Kabul delays elections a second time, creating space for U.S.-led efforts to end the 17-year conflict with the Taliban
War-torn Afghanistan has delayed its presidential election until Sept. 28, officials announced on Wednesday, the second time the ballot has been put back and five months later than it was originally scheduled to be held.
The announcement by the Independent Election Commission (IEC) comes after speculation that the vote would be postponed to create space for U.S.-led efforts to end the 17-year war with the Taliban.
The presidential ballot was originally scheduled for April 20, then delayed to July 20. Many observers had considered both dates unrealistic given the Independent Election Commission (IEC) had yet to finalize results of October’s shambolic parliamentary elections.
The IEC said in a statement on Wednesday that the vote had faced “numerous problems and challenges … therefore holding the elections based on the timelines previously announced is not possible.”
“In order to better implement the rule of election law, ensure transparency as well as voter registration, the presidential election, provincial council election as well as the parliamentary election of Ghazni province will be held on Sept. 28,” the statement said. The election should go ahead, it added, “provided all relevant sides, especially the government and the international community, provide the IEC with the required budget on time.”
A spokesman for President Ashraf Ghani, who plans to seek re-election, said the government respects the decision and is “fully prepared to cooperate with the IEC.” The statement did not mention the ongoing talks between the U.S. and the Taliban, which have caused unease in Kabul as Washington seeks a way out of its longest war.

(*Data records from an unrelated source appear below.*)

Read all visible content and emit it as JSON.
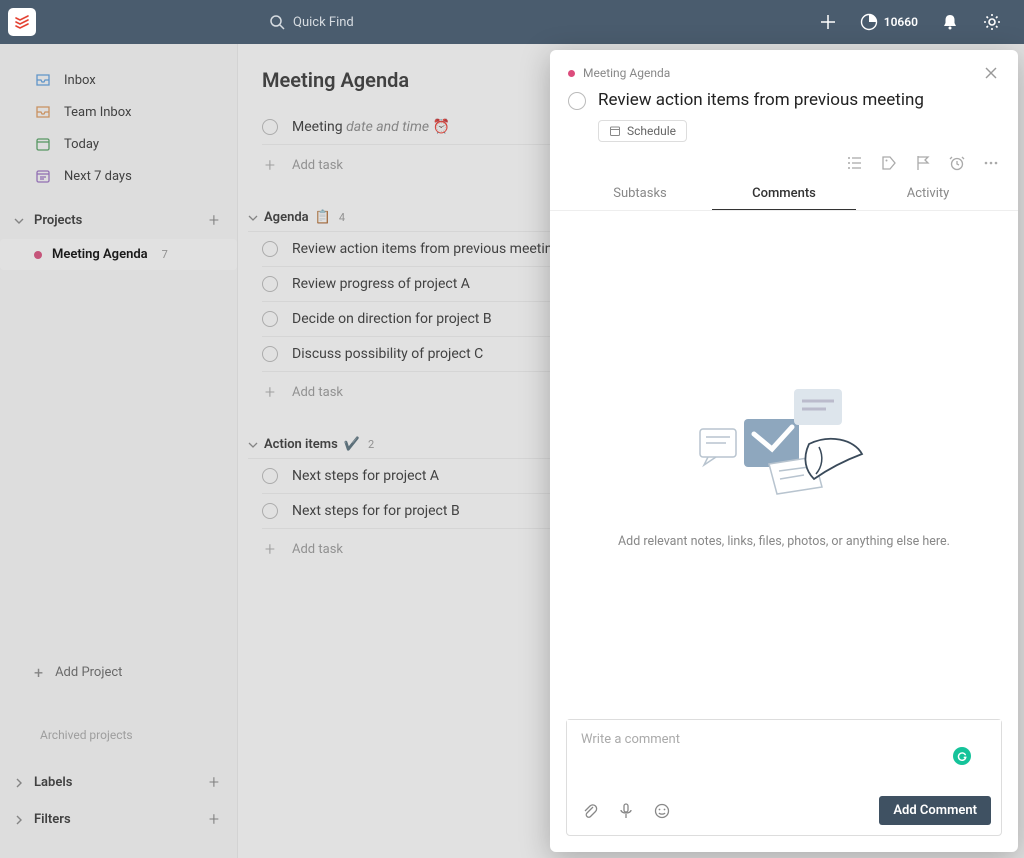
{
  "colors": {
    "accent": "#e44232",
    "projectDot": "#dc4c7c",
    "topbar": "#4a5c6e"
  },
  "topbar": {
    "search_placeholder": "Quick Find",
    "karma": "10660"
  },
  "sidebar": {
    "nav": [
      {
        "label": "Inbox"
      },
      {
        "label": "Team Inbox"
      },
      {
        "label": "Today"
      },
      {
        "label": "Next 7 days"
      }
    ],
    "projects_header": "Projects",
    "projects": [
      {
        "label": "Meeting Agenda",
        "count": "7"
      }
    ],
    "add_project": "Add Project",
    "archived": "Archived projects",
    "bottom_sections": [
      {
        "label": "Labels"
      },
      {
        "label": "Filters"
      }
    ]
  },
  "content": {
    "title": "Meeting Agenda",
    "untitled_section": {
      "tasks": [
        {
          "prefix": "Meeting ",
          "italic": "date and time ",
          "emoji": "⏰"
        }
      ]
    },
    "sections": [
      {
        "name": "Agenda",
        "emoji": "📋",
        "count": "4",
        "tasks": [
          {
            "label": "Review action items from previous meeting"
          },
          {
            "label": "Review progress of project A"
          },
          {
            "label": "Decide on direction for project B"
          },
          {
            "label": "Discuss possibility of project C"
          }
        ]
      },
      {
        "name": "Action items ",
        "emoji": "✔️",
        "count": "2",
        "tasks": [
          {
            "label": "Next steps for project A"
          },
          {
            "label": "Next steps for for project B"
          }
        ]
      }
    ],
    "add_task": "Add task"
  },
  "panel": {
    "breadcrumb": "Meeting Agenda",
    "task_title": "Review action items from previous meeting",
    "schedule": "Schedule",
    "tabs": {
      "subtasks": "Subtasks",
      "comments": "Comments",
      "activity": "Activity"
    },
    "empty_text": "Add relevant notes, links, files, photos, or anything else here.",
    "comment_placeholder": "Write a comment",
    "add_comment": "Add Comment"
  }
}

Afghan officials have voiced frustration at being sidelined in the process, complaining it undermines the legitimacy of the government in Kabul, which the Taliban dismisses as a puppet regime.
Earlier this month a close Ghani aide sparked a diplomatic spat with Washington by criticizing the talks. “We don’t know what’s going on. We don’t have the kind of transparency that we should have,” Hamdullah Mohib, Afghanistan’s national security adviser, told media during a visit to Washington. “The last people to find out are us.”
U.S. special envoy Zalmay Khalilzad, who is leading the talks for Washington, said after the latest round ended in Doha earlier this month that “real strides” had been made but no agreement was reached on a timetable for a troop withdrawal.
He spoke of an agreement “in draft” on the issues of counter-terrorism, assurances from the Taliban and troop withdrawal, and suggested the next phases would be intra-Afghan dialogue and a ceasefire, but stressed that nothing was finalized.
Many Afghans are worried that Ghani’s fragile unity government would collapse if U.S. troops pulled out, enabling the Taliban to return to power and potentially sparking another bloody civil war. There also are concerns the presidential election, which will now be held nearer the Taliban’s traditional fighting season, could unleash a wave of deadly violence as militants seek to disrupt the vote.